Tomb Seven at Monte Albán

Monté Albán is an archaeological site dating back to the Late Classic Period from 650 to 800 A.D (World Monument Fund). Monté Albán means “White Mountain” (“Visit Mexico”). Many tourists flock from around the world to the outskirts of Oaxaca to visit the Zapotec ruins, which are known for having a spectacular mountain view.

The mountaintop city contained a complex culture. For example, their art can be seen in their sophisticated architecture and sculptures. The city contains buildings, such as an observatory, a ball court, residential palaces, temples, and many tombs. The structures within the city suggest that the city’s social structure can be compared to an acropolis with a feudal system. The tombs indicated the complex burial rituals and customs. Another example is seen in the Zapoteca’s simplified calendar system. The Zapoteca kept time by using the Calendar Round, which is a combination of the Tzolkin and the Haab’. The Tzolkin was a 260-day calendar that kept sacred days. The Haab’ was a 365-day solar calendar. The Calendar Round was actually round, and it functioned much like two gears would. The effect was that both calendars synchronized into a simpler, an all-in-one calendar. Lastly, the city traded with Oaxaca and developed their own system of pictographic writing.

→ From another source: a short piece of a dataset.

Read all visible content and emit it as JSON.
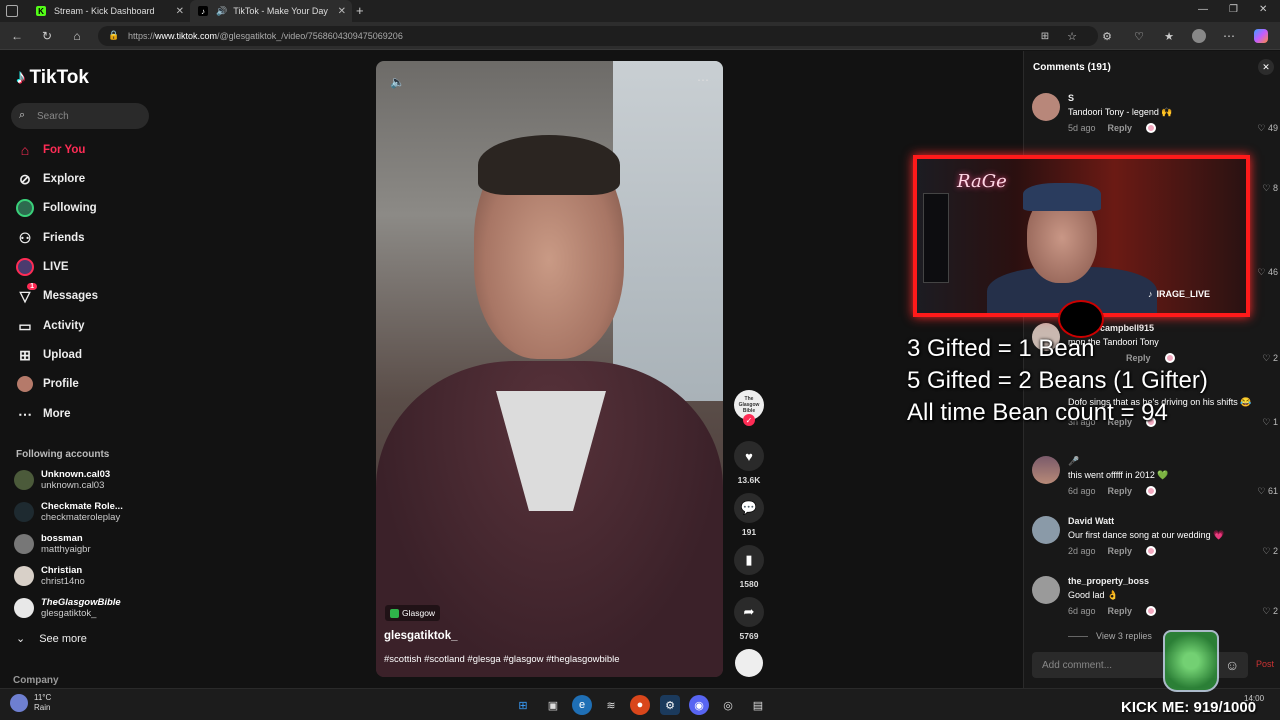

What is interesting is that around 700 A. D., Monté Albán was abandoned. Many of the high priests and royalty left. The commoners did not immediately leave the city. The city was not abandoned because of war; There are no signs of military force. A likely story is an economic downturn. The city Teotihuacan had undergone a great fire. The fire subsequently placed the Zapoteca’s economy into stagnation, which once combined with infertile crops, created the city’s decline in the 14th century. Shortly after the decline, Monté Albán was later reused and reoccupied by the Mixtec.

Alfonso Caso, an archaeologist, arrived in the once Zapotec capital and started digging around. He was credited with the site’s discovery. Caso was attributed for proving that there are at least five major phases in the long history of Monté Albán. He provided a chronology of its history and its relations to other sites, as well as, deciphering the Mixtec Codices. Caso found an area where there were as many as 170 tombs, all of which were filled with paintings, carvings, and other artifacts.

The tombs in Mesoamerica were chamber-like burials locations that were spacious enough to hold the remains of one or more individuals, as well as any material items. Often these uncovered tombs and the artifacts they hold offer great insights into pre-conquest Mesoamerican art and craftsmanship. The artifacts aid archaeologist “interpretation of Mesoamerican worldviews, religious ideologies, and artistic canons” (Andrews).

Out of the 170 tombs, Caso uncovered was Tomb Seven. This tomb has gained its own reputation for being one of the richest archaeological finds. The structure was originally built in the Classic Period. It was reused during the Late Postclassical. Some of the artifacts include skeletons, bone carvings, jade necklaces, earplugs, bead work, and other offerings.

Seven’s findings included nine skeletons and over 500 grave offerings. Of the nine bodies, one was named Individual A. According to Geoffrey McCafferty, Individual A was found with “a human skull covered with turquoise and shell mosaic plaques and with a flat shell representing a knife projecting from the nasal cavity” (McCafferty 144). Caso found the skull on an altar. As Caso documented the items he found, he made guesses as to what the items were, their purpose, and the like. Caso happened to assume the remains of Individual A were male. However, it is now believed that Individual A was a female.

In fact, recent studies suggest a more engendered perspective. When McCafferty revisited Tomb Seven, he found there was substantial evidence pointing at Individual A is a woman. The artifacts and offerings found were feminine. For instance, McCafferty found sewing items, such as battens, spindle whorls, onyx, and crystal spinning bowls within Tomb Seven that support the new interpretation. In fact, if Individual A is a female, it is likely that she was associated with the Crass Lady, a goddess. Other items like carved bones, were not interpreted as weaving tools by Caso despite how “he did identify a scene on one of the bones in which a possible batten was carried by Lady 9 Reed, whom he associated with an Aztec goddess Tlaxolteotl, patroness of weavers” (McCafferty 146). This new development calls archeologist to have an open mind in revisiting artifacts.

Today, people can go and visit Tomb Seven at Monté Albán and see it’s artifacts at the San Domingo Cathedral. Unfortunately, there are consequences of tourism. As Foote points out, Monté Albán only offers a tourism revenue. Foote expresses that one of the consequences of tourism is that people are living too close to the site and it persists as an issue in preservation, as well as, aiding the impoverished obtain aid from the government. Despite this issue, the rediscovery of Monté Albán and Tomb Seven have given valuable insight into the Zapotec society, culture, religion, and history, much of which is still being studied.